This is my actual coffee mug:
Part of me does appreciate the efforts being made to further the Autism Awareness campaign but the realist in me thinks that we are all very aware of autism by now. What most are not aware of is what the different levels of autism look like, what it does to a family and what will we do with all that awareness in in the next 2 decades when these growing number of children age out of the system? Stop sugar coating this disorder! If you think you have an idea of what autism is by watching Parenthood, Mack & Moxy or Rainman than you are very misinformed. There are a lot of things this society has a hard time stomaching and watching so we chose not to; images from the Holocaust, pictures from slavery and the Civil Rights Movement, child abuse and the list goes on. When one of these topics do get coverage it’s on a TV special or documentary with parental warnings letting the viewers know the following subject matter may be disturbing to some. Haven’t parents already educated their children and warned them that the world isn’t always pretty and ain’t always fair? Being raised under the Jewish faith I saw my first images of Nazi Germany when I was in Kindergarten. Yes, I was shocked but I wasn’t terrified or scarred for life, I was emboldened and strengthened that I must never forget. I know the same is true for Black families in our country. They don’t shield their youth from the Civil Rights Movement or the heinous history they have endured, they educate from it. As a society we are faced again with another epidemic; Autism. Do our society and our children who will become the future a real public service. Teach them the truth, the whole truth; the rocking, flapping, self-injurious, headbanging, non-verbal, wearing diapers at 19 year old truth. Teach this now when they are young so they aren’t shocked or so they don’t sweep it under the rug because it’s too hard to see and makes them feel uncomfortable later.

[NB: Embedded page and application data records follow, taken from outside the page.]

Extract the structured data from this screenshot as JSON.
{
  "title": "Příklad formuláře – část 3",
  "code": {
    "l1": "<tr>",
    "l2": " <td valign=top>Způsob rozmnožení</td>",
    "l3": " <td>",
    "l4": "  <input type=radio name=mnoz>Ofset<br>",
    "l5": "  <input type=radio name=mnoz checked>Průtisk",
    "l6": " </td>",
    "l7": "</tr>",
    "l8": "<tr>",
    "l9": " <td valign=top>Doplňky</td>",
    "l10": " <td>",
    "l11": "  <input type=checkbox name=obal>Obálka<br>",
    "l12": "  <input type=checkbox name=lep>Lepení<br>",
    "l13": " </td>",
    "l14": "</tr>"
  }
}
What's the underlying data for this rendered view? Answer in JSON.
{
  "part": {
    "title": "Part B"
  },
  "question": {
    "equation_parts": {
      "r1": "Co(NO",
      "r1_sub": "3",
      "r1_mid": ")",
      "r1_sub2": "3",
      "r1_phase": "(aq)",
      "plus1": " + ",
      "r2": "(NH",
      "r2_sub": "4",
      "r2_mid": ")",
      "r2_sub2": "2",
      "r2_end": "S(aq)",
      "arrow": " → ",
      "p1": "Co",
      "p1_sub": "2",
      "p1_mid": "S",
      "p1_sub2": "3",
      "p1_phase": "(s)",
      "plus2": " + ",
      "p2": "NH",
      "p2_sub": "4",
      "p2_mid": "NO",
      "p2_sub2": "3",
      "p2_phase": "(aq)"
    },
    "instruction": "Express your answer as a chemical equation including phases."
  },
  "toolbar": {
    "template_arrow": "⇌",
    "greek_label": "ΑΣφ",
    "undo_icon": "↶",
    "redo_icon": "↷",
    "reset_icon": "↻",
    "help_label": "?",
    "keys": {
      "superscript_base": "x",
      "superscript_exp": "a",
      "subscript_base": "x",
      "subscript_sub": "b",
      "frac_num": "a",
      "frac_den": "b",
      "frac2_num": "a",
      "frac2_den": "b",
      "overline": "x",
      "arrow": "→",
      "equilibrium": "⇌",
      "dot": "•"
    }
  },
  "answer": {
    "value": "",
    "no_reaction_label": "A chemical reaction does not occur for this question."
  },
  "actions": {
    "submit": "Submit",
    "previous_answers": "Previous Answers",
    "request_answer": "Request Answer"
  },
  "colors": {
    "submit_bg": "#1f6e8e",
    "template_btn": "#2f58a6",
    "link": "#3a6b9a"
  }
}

Have more faith in the children you are raising and in yourself, I promise you Elmo can handle it.
Cindy and her family